The LM Prototype - American Psychographic Rubber meets the Local Road

In the near future our customers will have the unique opportunity to "Drive the Design" - our first LM vehicle, which was born globally and made locally for them. For months now, we have been in discussions about the design we will build for our first prototype. Carefully, we have been watching the discussions and votes of our dedicated community of designers, builders, and enthusiasts as they sift through an incoming force of designs from portfolios, checkups, and competitions.

Thousands of designs are displayed in the the LM community bolstered by many thousand more comments, critiques, and visual references. This young community can already boast of two LM competition winners, more coming around the corner, a robust community of commenters, and an even more impressive group of portfolios.

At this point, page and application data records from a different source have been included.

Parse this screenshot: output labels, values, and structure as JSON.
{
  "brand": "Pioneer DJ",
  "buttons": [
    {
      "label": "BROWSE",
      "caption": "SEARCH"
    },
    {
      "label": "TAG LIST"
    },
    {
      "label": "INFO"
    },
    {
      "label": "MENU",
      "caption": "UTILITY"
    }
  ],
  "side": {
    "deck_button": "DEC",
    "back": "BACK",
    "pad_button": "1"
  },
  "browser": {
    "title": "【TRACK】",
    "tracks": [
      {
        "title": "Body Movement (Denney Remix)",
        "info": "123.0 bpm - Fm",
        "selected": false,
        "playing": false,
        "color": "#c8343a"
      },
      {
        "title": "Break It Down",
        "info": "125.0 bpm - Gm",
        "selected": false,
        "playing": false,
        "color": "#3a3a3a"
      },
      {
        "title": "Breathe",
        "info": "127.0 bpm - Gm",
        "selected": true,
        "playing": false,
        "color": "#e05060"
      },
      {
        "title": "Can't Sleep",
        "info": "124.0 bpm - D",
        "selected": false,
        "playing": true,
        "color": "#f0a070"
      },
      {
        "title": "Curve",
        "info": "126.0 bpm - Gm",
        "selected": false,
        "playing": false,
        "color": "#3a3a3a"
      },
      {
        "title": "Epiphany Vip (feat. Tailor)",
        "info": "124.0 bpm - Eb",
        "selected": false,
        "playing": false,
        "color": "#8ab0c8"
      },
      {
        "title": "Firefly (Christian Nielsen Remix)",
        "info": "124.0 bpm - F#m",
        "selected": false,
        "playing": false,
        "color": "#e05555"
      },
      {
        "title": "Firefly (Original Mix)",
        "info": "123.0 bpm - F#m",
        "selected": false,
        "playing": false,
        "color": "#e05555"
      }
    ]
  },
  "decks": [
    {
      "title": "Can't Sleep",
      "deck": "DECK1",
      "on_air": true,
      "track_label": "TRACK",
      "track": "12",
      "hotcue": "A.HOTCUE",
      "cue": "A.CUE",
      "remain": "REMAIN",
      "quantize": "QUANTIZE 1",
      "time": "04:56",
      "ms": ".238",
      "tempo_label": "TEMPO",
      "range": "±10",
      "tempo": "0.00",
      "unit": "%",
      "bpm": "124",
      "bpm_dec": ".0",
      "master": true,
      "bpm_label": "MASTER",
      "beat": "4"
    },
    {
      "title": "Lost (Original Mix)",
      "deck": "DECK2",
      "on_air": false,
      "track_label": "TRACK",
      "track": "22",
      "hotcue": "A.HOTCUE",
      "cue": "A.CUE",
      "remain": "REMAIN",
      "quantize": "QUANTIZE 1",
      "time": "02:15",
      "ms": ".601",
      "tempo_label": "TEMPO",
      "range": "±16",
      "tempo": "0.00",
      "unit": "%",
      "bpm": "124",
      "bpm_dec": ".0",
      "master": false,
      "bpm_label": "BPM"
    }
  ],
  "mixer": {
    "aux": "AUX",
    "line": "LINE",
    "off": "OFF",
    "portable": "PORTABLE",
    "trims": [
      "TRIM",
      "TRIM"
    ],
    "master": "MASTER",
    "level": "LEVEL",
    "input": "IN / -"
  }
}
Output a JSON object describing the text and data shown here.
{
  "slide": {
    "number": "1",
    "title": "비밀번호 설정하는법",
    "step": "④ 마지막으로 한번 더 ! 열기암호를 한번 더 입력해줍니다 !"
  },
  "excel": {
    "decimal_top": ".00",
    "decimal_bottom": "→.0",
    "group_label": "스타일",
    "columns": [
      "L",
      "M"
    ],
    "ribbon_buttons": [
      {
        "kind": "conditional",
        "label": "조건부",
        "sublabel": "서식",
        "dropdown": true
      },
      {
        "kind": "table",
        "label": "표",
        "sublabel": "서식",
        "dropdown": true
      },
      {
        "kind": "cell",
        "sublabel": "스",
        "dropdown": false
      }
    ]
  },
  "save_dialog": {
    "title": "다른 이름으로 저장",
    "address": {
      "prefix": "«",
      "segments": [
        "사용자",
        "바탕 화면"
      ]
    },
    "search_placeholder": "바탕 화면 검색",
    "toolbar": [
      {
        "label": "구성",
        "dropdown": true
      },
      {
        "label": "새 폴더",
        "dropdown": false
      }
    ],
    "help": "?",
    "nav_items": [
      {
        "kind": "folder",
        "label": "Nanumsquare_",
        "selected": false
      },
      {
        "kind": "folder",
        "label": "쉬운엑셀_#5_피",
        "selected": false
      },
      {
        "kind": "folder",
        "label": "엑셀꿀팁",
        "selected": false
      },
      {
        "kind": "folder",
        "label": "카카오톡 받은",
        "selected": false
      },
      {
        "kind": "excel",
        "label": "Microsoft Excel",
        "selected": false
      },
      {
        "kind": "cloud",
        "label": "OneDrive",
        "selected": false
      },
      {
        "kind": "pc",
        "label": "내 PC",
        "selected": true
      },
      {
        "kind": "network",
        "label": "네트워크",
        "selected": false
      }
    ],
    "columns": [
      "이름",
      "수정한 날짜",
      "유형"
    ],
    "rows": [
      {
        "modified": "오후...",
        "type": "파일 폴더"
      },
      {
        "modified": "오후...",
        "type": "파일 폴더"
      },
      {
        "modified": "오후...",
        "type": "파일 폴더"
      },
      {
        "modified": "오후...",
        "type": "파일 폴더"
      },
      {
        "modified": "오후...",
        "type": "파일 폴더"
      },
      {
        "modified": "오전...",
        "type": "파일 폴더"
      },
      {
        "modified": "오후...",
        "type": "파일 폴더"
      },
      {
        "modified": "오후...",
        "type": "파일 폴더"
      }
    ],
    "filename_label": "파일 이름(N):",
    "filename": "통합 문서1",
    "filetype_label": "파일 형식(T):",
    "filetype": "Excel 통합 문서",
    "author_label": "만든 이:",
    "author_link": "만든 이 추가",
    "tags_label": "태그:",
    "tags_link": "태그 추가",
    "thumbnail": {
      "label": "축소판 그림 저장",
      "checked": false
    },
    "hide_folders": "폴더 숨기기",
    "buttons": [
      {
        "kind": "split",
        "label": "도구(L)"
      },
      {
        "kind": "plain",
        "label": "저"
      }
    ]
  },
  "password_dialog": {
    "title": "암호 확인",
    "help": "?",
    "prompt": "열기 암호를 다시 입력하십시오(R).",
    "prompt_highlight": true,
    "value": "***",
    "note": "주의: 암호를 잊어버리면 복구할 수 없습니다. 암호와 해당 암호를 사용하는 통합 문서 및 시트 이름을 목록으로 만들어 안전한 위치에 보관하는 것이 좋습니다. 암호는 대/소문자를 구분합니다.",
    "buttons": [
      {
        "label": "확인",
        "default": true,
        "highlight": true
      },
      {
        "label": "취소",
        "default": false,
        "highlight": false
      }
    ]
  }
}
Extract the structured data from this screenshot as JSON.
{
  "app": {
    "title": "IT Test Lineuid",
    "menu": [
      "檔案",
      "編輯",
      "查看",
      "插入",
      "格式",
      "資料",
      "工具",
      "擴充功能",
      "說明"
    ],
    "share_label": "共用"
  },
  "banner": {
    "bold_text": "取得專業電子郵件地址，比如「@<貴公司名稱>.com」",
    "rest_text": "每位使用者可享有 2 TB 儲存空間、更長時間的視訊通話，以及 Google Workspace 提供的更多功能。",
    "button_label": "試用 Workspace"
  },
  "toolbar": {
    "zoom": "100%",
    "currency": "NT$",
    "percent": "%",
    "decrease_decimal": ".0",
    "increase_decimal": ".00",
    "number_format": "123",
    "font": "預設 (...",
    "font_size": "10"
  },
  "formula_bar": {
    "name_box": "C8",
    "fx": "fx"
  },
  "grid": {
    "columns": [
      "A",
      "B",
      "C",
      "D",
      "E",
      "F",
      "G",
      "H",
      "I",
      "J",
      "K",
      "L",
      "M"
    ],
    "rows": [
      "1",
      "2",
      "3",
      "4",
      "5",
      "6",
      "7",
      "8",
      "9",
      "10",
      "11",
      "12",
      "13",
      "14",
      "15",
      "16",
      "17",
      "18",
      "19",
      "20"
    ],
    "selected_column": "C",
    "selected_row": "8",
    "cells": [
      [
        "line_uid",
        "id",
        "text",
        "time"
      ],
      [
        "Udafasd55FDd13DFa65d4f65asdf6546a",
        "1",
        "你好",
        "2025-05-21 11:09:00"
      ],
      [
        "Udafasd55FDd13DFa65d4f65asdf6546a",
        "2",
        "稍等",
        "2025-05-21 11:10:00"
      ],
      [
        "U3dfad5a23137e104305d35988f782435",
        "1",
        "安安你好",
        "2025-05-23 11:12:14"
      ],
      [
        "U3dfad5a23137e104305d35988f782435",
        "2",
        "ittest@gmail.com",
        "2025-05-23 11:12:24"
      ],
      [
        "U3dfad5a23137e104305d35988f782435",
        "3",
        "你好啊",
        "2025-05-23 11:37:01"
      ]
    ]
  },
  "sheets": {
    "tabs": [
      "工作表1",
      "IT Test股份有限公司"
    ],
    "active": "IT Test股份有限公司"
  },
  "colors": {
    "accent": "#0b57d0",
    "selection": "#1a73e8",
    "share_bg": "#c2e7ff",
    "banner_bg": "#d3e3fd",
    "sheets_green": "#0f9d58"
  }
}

In our engineering blog, Mike has made reference to some of the heated discussions we have had about our selection methodology for our first prototype and the lengths we go to to evince a designer's intent.

On May 19th and 20th, I blogged about the psychographic of our customer.

So this subject has CLEARLY been on our minds. Last night, I emphasized our mission, internal consistency in the soul and image of our product, and the importance of customer preference. But even given these tough lenses to look through, there remain many designs that our customers would "cross the frozen tundra" to buy. Still, not all of those designs are ones we should build.

So I wanted to continue to offer a little more insight about how we select a design to build.

Once we have a list of designs that enthusiasts have expressed a decided preference for, we work very hard to layer on concerns of the following nature. This process is where the "Psychographic Rubber meets the Local Road".









(www.istockphoto.com, photo by MobileOak)

1 – We take note of 4 core pillars we have developed in the execution of our mission: 1 – Education, 2 – Desirability, 3 – Simplicity, 4 – Sustainability.

2 – We stick to our business model wherein we target buyers in a LOCAL MARKET out of micro-factory facilities that perform assembly, sales, and service.

3 – We like to work with members of the LM community who come from - or are connected to - a “local” area and are inspired to design work based on that area.

4 – We enjoy choosing BOTH a) sketch designs that are suggestive and inspirational but that leave a lot up to the imagination AND b) those 3D works that are much more finished so that the community and the internal team can move quickly to develop the “design process”. Either method is good, but whichever one the designer chooses, we only consider those that have received the highest praise and feedback.

5 – We look to pit our strength against the weaknesses of established manufacturers and not vice versa. This is our JUDO advantage. This is our strategy at work. To help in thinking about the core elements of our strength, here are 4 axes on which you can see where we WANT TO BE (in bold) and where we DO NOT.

I. American Authenticity (e.g. hot rod, aerospace, truck)—- vs.—- Foreign Performance (e.g. European Performance Sedan, Italian supercar)
II. Mechanicals Showing (e.g. open wheel, chassis showing, panels on frame)—- vs.—- Perfect Finish (OEM)
III. Presence of Excellence (e.g. got-to-have-it designs)—- vs.—- Absence of Defects
IV. Playing (e.g. a vehicle that actually does what it claims to in its looks)—- vs.—- Posing (e.g. a supercar look without the guts)

All of these 5 additional considerations are part of the patchwork that makes up our decision-making process and they give a much more clear window into the depth of discussion and analysis we pursue in making a decision.

Stay Tuned! We are working hard to help you drive these designs!

1 comment:

Daney said...

If I were to goto Local Motors, will I have the chance to drive the car=D